Deetz said he often flew Bryant to games at Staples Center, and never remembered the Lakers star or his assistants pressing him to fly in bad weather.
“There was never any pressure Kobe put on any pilot to get somewhere — never, never,” Deetz said.
Deetz said that he flew with Zobayan a half-dozen times and that he was familiar with airspace and terrain around Los Angeles and knew “the back doors” — alternative routes in case of trouble, such weather changes.
Others who knew Zobayan praised him as unflappable and skilled at the controls.
“Helicopters are scary machines, but he really knew what he was doing,” said Gary Johnson, vice president of airplane parts manufacturer Ace Clearwater Enterprises, who had flown with Zobayan about 30 times in roughly eight years. “I wouldn’t do it unless he was the pilot.”
Zobayan was chief pilot for the craft’s owner, Island Express Helicopters. He also was a flight instructor, had more than 8,000 hours of flight time and had flown Bryant and other celebrities, including Kylie Jenner.
He even had a bit TV part when he and actor Lorenzo Lamas, a fellow pilot, flew the ex-girlfriend of comedian Andy Dick around in a chopper for an episode of “Celebrity Wife Swap.”
Island Express has had three previous helicopter crashes since 1985, two of them fatal, according to the NTSB’’s accident database. All involved flights to or from the company’s main destination of Santa Catalina Island, about 20 miles off the Southern California coast.
In 2008, three people were killed and three injured when an Island Express helicopter was destroyed as it came in for a landing on the island. Investigators said the chopper lost power, probably as a result of cracking in turbine blades inside the engine.
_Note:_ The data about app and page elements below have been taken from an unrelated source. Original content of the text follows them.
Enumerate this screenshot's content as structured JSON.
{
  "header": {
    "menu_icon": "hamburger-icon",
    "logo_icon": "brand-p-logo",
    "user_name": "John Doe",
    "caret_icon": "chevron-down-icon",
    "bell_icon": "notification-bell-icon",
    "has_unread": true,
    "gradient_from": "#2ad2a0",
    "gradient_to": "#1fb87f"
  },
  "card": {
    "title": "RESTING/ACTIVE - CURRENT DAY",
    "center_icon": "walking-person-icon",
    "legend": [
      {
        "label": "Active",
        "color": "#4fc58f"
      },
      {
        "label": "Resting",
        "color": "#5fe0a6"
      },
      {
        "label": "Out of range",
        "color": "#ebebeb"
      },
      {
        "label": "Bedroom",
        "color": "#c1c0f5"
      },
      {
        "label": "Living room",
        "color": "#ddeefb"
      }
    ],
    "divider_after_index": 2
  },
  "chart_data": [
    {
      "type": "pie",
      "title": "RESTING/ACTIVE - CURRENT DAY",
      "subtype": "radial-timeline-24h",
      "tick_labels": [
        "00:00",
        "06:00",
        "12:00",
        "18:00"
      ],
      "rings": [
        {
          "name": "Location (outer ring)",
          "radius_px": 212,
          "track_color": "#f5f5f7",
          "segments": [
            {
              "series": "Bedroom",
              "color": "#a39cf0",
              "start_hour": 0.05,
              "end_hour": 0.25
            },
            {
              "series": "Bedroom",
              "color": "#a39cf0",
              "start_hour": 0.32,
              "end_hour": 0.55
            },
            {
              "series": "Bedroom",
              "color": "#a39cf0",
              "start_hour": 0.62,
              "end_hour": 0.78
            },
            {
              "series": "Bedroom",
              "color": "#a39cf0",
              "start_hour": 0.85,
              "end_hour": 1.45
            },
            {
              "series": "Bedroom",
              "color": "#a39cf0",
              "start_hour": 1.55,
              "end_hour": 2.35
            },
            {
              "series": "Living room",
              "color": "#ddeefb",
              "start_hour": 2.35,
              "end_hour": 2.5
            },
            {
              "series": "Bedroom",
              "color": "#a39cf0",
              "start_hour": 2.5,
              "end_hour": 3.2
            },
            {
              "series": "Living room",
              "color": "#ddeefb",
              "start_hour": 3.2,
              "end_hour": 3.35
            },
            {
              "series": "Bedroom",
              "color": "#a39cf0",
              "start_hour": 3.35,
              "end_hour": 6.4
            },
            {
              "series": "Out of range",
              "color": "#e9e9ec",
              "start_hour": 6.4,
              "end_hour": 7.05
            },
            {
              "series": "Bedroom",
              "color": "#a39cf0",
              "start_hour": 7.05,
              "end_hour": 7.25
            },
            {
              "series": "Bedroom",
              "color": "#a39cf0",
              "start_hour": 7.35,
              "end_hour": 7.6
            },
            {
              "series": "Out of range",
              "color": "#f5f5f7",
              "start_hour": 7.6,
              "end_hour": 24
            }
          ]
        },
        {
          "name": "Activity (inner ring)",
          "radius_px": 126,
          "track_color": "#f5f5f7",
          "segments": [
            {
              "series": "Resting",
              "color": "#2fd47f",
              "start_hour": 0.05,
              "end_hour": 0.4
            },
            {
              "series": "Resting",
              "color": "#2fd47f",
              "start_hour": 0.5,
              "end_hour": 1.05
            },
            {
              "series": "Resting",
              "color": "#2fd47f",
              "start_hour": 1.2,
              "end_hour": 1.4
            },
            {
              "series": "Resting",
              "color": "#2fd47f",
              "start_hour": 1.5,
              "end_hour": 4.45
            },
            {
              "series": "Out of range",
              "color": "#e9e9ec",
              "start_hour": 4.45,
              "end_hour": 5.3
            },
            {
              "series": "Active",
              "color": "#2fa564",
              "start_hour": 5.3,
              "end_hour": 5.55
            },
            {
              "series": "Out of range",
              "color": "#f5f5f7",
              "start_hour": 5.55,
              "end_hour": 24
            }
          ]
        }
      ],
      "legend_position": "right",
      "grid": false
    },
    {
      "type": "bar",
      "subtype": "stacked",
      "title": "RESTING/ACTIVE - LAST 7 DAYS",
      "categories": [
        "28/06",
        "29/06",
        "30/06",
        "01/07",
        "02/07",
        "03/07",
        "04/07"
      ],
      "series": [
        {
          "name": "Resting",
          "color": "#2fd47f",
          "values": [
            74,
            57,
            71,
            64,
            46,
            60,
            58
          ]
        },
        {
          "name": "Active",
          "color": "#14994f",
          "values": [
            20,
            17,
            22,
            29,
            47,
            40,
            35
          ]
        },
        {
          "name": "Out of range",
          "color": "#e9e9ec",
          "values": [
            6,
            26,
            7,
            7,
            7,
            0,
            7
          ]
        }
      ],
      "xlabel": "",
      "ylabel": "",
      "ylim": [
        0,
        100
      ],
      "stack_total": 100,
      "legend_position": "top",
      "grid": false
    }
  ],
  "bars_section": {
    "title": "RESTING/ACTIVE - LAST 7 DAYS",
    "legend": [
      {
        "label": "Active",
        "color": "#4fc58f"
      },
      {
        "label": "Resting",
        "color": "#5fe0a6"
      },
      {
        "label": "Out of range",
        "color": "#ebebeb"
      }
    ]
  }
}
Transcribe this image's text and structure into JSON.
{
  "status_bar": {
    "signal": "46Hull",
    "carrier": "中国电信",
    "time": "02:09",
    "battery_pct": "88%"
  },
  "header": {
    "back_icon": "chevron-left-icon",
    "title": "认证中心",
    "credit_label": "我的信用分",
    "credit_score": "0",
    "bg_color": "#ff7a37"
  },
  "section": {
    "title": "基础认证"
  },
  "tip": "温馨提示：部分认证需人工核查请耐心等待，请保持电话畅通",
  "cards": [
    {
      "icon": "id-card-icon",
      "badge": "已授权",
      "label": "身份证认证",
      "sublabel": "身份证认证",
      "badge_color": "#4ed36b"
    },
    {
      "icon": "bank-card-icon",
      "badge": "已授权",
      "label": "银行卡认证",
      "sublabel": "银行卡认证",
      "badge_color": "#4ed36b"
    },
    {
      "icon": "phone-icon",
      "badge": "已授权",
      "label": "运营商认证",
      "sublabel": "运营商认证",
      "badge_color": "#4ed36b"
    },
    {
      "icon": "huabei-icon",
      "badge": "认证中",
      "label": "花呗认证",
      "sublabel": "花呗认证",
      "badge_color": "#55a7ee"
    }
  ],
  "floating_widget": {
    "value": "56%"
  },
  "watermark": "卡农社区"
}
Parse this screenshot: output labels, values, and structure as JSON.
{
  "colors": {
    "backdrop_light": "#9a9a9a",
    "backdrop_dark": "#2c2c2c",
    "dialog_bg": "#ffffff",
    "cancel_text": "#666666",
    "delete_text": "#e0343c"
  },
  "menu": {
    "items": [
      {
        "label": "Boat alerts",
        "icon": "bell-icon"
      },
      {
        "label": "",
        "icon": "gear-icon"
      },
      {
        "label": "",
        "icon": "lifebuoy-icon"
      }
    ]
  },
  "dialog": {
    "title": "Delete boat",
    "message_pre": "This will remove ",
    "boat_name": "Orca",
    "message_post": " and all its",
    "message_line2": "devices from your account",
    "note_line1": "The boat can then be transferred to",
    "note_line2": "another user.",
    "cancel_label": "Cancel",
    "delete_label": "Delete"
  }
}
Fatal helicopter accidents have fluctuated between 17 and 30 a year since 2013, according to a safety group that includes representatives of the helicopter industry and the Federal Aviation Administration. The rate of accidents per hours flown has declined slightly over that time.
Inclement weather has been cited as a cause of other deadly celebrity helicopter crashes.
Grammy-winning blues guitarist Stevie Ray Vaughan was among five people killed in 1990 when their helicopter slammed into a hill in dense fog after leaving a concert in Wisconsin. Music promoter Bill Graham and two others, including the pilot, were killed when the pilot ignored warnings not to fly in rain and fog and flew into power lines outside San Francisco in 1991.
On Tuesday, the last of the bodies and the wreckage were recovered from the weekend crash in Calabasas.
Fingerprints were used to confirm the identity of Bryant, 41; Zobayan; John Altobelli, 56; and Sarah Chester, 45. While the the coroner has not identified five other victims, relatives and acquaintances have identified them as Bryant’s 13-year-old daughter, Gianna; Sarah Chester’s 13-year-old daughter, Payton; Altobelli’s wife, Keri, and daughter, Alyssa; and Christina Mauser, who helped Bryant coach his daughter’s team.
Condon reported from New York and Koenig from Dallas. Associated Press writers Justin Pritchard, Robert Jablon, Christopher Weber and Stefanie Dazio in Los Angeles contributed to this story.